Upper Cut (Southwark Playhouse)

Juliet Gilkes Romero’s timely play centres on a rising star politician on the eve of a general election

Things can only get better: The cast of Upper Cut
Things can only get better: The cast of Upper Cut
© Bob Workman
The Labour party's timeline snakes round the wall: Neil Kinnock on one side, Ed Miliband on the other; between them, Blair and Brown. The implication is obvious: in 30 years – 13 of them spent in power – Labour's back where it began: in the doldrums.

Juliet Gilkes Romero's play examines racial representation in Parliament over that period. Starting in 2012, with only 27 of 650 elected MPs coming from an ethnic minority background, Romero slowly rewinds to 1986, two years after the first four were elected. That she borrows her structure from Harold Pinter's Betrayal tells you everything you need to know.

Upper Cut charts the careers – backwards – of two black Labour politicians, Michael Powers (Akemnji Ndifornyen) and Karen Jackson (Emma Dennis-Edwards). Powers has risen to Deputy Leader, primarily by giving up his convictions for the sake of power, while Jackson has become a marginalised presence, thanks to her increasingly hard-line stance. Thirty years earlier, it was the other way round: Powers was the rebel, pushing all-black shortlists for parliamentary candidates; Jackson, the promising party-liner.

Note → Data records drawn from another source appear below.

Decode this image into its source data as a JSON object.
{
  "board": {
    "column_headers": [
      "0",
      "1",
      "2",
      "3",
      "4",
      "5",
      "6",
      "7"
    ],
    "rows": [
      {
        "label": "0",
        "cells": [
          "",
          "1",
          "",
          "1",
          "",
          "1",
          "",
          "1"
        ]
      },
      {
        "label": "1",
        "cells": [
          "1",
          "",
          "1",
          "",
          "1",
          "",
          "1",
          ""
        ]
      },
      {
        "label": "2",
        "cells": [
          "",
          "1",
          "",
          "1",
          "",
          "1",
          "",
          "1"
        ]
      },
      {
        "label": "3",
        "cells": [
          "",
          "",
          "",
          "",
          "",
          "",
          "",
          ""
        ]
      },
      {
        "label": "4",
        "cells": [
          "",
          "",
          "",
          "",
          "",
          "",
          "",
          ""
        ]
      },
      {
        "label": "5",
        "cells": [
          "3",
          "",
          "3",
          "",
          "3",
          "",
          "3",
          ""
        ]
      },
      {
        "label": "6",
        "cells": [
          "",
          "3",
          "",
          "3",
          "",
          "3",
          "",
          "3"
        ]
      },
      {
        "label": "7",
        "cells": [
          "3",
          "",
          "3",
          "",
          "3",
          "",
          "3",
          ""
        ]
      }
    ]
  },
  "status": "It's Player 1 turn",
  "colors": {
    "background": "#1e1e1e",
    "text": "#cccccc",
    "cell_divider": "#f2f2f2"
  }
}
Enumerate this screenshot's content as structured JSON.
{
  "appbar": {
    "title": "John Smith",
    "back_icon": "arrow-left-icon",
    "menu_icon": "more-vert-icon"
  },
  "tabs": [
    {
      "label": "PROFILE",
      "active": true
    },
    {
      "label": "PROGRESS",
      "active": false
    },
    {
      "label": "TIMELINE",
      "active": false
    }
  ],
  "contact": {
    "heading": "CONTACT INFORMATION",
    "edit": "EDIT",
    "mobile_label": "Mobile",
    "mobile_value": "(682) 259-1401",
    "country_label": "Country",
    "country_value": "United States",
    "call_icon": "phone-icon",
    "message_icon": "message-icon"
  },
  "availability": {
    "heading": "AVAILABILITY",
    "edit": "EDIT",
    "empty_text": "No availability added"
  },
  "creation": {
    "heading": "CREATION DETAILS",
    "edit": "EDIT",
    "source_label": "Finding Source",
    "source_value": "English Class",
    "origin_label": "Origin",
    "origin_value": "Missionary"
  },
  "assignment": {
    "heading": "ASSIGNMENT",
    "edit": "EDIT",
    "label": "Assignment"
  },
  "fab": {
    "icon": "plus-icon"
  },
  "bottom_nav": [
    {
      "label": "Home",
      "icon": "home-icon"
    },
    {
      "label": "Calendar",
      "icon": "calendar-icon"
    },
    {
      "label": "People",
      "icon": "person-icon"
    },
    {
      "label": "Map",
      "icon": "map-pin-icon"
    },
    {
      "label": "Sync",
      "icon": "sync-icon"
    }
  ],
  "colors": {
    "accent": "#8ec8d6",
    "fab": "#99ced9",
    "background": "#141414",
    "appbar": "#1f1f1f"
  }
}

Romero retraces their respective relationships with the Labour leadership, specifically with gruff Northern cynic and party bigwig Barry Reid (Andrew Scarborough). While Michael – note his surname, incidentally – is courted, Jackson falls out of favour over her defence of a black family killed in an arson attack, the Silverton Twelve. All this is entangled with romance: like their Pinteresque counterpoints, the three politicians are involved in two long-running trysts.

'Romero's script has more U-turns than a decade of Blair government'

The message is clear: mainstream politics is built on betrayal. Romero pins down its catch 22; that making a difference requires a position of power, but securing that power means dropping most of one's differences. Progress is partial and the status quo survives. Just as New Labour dragged the Left right to win power, black politicians have dropped their insistence on equality. "Getting elected is a victory for our people," says Michael. "It's not enough," comes Karen's reply.

It's an important argument, neatly expressed, but, as drama, Upper Cut is awfully schematic, driven primarily by dramatic irony: insider becomes outsider and vice versa, tee-totallers turn into – what else? – borderline alcoholics. Romero's script has more U-turns than a decade of Blair government.

What does for the play, though, is its tangled timeline. Michael goes from militant outsider to Labour's Next Big Thing in the space of four months, while his South London accent melts into RP overnight. Equally, I struggled to believe that the two concurrent affairs would last so long, especially when both parties seem to do nothing but argue over their irreconcilable political differences.

Lottie Wakeham's nervy production snags on the script's edges. When not sparring like Newsnight opponents, Romero's characters are busy dropping clunky exposition. One even explains Live Aid: "Last summer – Bob Geldoff, Wembley?" That was meant to change things too.

Upper Cut runs at Southwark Playhouse until 7 February